I am a big fan of a good strength training for runners workout, as you probably know by now if you've been here awhile, for so many different reasons. The tippy top three reasons though are:
However there are different ways to strength train and how you build muscle will greatly determine the results. Body builders train very differently than marathon runners even when they are lifting weights. You can see that in their physical appearance! Both are strong but they are strong in different ways.
As a runner you want to be able to sustain your load over a very long period of time. A body builder wants to lift more but in a much shorter span of time. Therefore us runners should lift lighter weights but do more repetitions whereas a bodybuilder wants to lift heavier weights but do less repetitions.
So I put together a 100 rep strength training for runners workout to enhance your endurance. This workout will make you stronger and make achieving a time goal (we have 7 different finishing time goal marathon training plans!), running a faster pace, or pushing off fatigue during your race so much easier!
Here it is!
We are going to be targeting each of the major muscle groups to maximize effectiveness!
How to complete this workout:
Do 4 sets of 25 reps for each group. Move through all the exercises before starting a new set. If 4 sets is too much for you right now then try doing 1 set and then 2 sets of 25 and then over the next couple of weeks add in another set until you reach 4 sets to make for 100 reps.
How often should you do this workout?
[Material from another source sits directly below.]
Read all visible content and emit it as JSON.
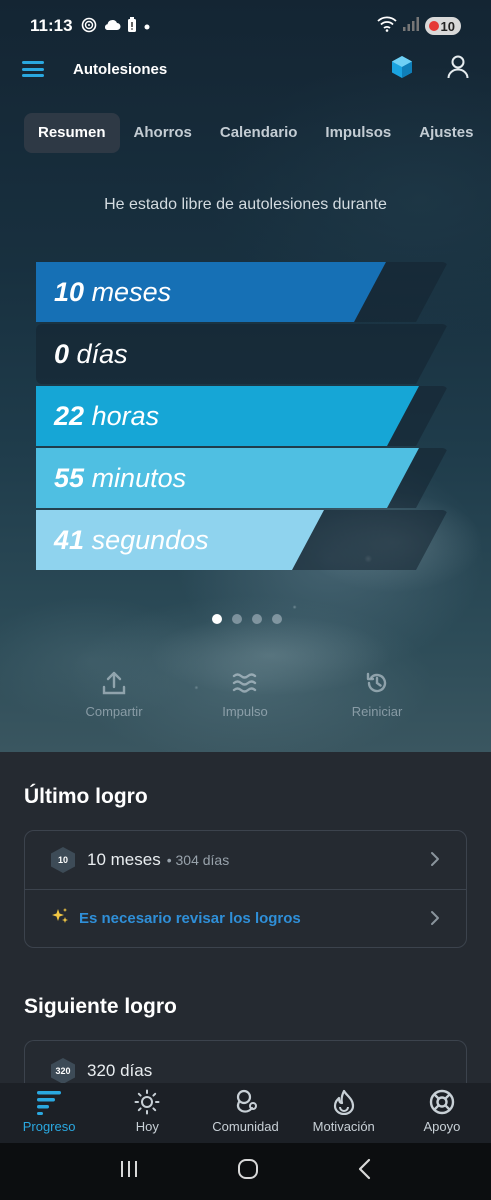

If you are doing the full 100 reps you will probably be feeling pretty darn sore the next (couple) day. This is ideally done once a week and paired with a different second strength workout a couple days before or after. This is a good workout for a cross training day!
How much weight should you lift?
Beginner: choose a light weight - 1,2,3,5 pound weight or even no weight at all, just do the movement freestyle.
Intermediate (those who have been incorporating regular strength training workouts into their weeks) choose between 5-15 pounds for each of these exercises.
In general you will need heavier weight for the squats, lunges, back and chest exercise. Choose lighter weight for your arms, shoulders, and abs.
How to mix it up:
Change the move for each set but keep it focused on that muscle group. (For example: you could do a regular squat for the first set, a sumo squat for the second set, a squat with your feet together for the third set, and a side lunge squat for the fourth set for a total of 100 squats.)
Here are some ideas for each movement:
Squats (glutes) - squat, sumo squat, feet together squat, squat pulse
Lunges (legs) - right leg, left leg, side lung travel, curtsy lunge
Back - back row right, back row left, lawnmower left and right
Chest - push up, chest press, fly, pullover (behind head)
Shoulders - overhead press, lateral raise, front dumbbell raise (vertical raise at hips) shoulder up-row (keep elbows on outside and hands on inside toward chest
Abs - flutter kicks, russian twists, standing leg ups, side leg ups
Include a minute of cardio (mountain climbers, jumping jacks, high knees, skaters, etc.) between each muscle group for a complete workout or just keep to the strengthening exercises if you are in marathon or half marathon training.
Pin the image to your strength training for runners workout board or print it out and tape it up right next to your weights for your next workout! Plan a rest day after!